-- Records for processing follows --

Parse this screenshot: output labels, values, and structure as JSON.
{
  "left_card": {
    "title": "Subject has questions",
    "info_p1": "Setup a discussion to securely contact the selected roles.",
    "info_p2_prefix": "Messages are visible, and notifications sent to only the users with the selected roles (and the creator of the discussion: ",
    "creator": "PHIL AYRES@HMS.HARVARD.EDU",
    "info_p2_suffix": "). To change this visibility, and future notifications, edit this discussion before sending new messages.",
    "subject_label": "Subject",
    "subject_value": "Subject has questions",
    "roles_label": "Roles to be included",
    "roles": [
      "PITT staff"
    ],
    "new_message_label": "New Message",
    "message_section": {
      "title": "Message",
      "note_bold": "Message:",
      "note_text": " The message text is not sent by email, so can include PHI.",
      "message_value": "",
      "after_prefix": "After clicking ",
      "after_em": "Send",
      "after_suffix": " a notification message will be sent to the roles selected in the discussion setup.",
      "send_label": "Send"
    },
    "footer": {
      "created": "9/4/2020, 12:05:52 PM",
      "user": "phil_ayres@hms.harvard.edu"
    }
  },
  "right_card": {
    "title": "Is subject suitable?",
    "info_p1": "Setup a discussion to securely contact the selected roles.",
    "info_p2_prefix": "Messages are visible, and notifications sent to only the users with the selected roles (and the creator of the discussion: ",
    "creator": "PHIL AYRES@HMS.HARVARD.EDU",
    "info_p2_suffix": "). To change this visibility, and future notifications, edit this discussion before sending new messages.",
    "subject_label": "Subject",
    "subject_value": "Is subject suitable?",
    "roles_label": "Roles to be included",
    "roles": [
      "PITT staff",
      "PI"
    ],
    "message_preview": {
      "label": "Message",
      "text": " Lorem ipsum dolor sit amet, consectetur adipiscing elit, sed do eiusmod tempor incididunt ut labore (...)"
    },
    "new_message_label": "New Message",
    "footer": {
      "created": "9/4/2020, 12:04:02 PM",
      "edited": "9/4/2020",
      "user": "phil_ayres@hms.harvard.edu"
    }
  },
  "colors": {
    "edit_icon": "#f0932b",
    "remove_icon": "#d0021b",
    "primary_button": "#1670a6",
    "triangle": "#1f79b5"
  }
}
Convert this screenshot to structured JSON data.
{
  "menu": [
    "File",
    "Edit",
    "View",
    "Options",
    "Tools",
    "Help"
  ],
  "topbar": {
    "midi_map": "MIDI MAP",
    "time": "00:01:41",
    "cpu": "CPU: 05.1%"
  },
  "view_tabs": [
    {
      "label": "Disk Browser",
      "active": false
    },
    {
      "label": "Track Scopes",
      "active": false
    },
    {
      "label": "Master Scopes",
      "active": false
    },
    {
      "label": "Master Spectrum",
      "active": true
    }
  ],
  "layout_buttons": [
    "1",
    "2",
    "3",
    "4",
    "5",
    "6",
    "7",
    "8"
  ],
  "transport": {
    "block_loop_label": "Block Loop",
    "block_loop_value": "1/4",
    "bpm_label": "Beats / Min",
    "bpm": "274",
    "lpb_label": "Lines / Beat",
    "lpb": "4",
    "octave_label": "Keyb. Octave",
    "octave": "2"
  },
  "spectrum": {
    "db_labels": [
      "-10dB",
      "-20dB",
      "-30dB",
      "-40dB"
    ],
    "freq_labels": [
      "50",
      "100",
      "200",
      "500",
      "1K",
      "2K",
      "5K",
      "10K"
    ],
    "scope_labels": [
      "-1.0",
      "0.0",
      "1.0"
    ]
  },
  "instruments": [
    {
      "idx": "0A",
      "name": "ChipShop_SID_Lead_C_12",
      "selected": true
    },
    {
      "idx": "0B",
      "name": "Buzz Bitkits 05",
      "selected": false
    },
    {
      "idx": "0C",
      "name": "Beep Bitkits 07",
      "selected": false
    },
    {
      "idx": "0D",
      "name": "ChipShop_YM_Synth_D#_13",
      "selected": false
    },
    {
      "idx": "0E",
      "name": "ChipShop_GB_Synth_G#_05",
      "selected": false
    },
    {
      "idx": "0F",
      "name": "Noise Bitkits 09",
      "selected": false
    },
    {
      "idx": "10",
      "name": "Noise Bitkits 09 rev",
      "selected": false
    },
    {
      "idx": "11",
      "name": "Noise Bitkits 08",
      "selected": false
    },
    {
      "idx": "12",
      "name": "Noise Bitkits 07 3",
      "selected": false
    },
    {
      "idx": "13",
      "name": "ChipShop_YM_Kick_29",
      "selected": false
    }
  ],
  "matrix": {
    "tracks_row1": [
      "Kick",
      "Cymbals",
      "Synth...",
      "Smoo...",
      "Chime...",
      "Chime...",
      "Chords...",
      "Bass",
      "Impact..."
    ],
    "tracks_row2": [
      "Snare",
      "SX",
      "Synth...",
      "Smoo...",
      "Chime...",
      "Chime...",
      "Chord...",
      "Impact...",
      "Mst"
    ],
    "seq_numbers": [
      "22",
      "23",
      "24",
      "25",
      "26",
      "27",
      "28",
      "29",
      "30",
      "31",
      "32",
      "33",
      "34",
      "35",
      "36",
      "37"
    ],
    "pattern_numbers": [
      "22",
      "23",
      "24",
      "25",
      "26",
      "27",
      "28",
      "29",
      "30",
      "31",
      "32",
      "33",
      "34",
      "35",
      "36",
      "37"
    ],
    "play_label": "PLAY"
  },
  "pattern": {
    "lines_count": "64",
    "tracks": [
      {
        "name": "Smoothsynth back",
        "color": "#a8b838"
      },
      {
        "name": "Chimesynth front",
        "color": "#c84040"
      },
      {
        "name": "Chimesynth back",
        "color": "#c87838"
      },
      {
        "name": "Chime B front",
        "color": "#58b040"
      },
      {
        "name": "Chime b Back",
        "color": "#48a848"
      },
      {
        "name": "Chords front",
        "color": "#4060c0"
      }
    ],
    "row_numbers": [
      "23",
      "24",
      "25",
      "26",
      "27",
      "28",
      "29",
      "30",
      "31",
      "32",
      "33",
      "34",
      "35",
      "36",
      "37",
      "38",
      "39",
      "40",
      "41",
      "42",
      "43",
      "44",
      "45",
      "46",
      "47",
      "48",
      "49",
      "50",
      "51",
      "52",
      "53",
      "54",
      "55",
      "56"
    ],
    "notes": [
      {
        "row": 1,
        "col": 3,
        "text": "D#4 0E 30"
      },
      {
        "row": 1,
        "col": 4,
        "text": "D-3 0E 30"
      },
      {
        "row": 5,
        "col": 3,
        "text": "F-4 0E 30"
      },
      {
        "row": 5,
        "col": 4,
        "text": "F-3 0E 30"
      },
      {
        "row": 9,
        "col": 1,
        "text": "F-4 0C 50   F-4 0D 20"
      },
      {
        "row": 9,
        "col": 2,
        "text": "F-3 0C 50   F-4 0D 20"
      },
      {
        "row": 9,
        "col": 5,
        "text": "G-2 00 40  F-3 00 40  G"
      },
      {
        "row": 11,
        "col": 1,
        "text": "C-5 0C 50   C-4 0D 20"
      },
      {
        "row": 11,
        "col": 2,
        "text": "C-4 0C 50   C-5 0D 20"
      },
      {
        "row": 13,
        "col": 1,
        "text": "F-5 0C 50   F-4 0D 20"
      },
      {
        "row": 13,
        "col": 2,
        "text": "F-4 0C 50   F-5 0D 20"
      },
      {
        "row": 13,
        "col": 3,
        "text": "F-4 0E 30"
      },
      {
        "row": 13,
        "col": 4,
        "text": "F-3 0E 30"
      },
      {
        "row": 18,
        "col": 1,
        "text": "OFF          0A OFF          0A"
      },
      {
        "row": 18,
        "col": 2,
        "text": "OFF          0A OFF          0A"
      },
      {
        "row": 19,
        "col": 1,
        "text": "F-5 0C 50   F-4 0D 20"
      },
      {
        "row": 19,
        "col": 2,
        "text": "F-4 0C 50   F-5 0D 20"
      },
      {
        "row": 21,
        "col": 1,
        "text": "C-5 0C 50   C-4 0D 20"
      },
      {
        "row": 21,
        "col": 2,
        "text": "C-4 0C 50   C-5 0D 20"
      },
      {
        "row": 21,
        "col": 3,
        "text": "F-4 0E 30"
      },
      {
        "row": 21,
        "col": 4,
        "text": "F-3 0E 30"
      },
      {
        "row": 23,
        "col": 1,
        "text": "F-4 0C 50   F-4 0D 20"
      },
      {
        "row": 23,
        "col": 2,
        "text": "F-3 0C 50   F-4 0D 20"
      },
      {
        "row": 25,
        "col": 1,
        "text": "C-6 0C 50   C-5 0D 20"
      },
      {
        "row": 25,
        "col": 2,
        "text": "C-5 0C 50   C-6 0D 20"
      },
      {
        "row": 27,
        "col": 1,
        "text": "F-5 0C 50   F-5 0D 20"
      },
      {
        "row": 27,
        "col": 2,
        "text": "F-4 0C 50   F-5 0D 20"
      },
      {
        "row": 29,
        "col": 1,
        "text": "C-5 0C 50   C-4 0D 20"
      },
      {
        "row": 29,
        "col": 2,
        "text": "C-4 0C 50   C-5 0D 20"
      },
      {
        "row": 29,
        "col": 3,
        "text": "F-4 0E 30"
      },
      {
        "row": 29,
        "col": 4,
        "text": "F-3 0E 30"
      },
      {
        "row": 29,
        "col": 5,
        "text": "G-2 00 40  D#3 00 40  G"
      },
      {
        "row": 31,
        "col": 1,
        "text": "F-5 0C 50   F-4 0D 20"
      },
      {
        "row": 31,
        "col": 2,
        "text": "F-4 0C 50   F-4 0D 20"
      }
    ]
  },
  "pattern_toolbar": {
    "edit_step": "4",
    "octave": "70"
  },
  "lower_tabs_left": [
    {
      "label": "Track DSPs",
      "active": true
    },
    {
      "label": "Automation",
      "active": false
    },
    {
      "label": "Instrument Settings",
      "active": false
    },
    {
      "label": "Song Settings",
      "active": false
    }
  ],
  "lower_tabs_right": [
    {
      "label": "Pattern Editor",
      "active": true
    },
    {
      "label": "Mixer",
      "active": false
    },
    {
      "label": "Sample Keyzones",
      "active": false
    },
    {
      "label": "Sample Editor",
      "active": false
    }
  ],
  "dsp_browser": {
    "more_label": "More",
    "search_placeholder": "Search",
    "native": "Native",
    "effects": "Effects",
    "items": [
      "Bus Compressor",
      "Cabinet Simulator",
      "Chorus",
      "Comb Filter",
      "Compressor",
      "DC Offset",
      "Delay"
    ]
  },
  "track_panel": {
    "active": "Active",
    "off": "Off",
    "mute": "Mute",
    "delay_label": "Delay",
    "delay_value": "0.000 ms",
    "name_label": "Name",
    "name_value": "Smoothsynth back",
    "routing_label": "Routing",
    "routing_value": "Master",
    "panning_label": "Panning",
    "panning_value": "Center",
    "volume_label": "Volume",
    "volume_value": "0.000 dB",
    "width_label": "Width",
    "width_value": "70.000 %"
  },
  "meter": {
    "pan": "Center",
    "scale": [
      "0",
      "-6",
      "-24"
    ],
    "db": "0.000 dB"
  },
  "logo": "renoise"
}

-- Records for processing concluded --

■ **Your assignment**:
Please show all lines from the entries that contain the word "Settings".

■ **Response to the task**:
      "label": "Instrument Settings",
      "label": "Song Settings",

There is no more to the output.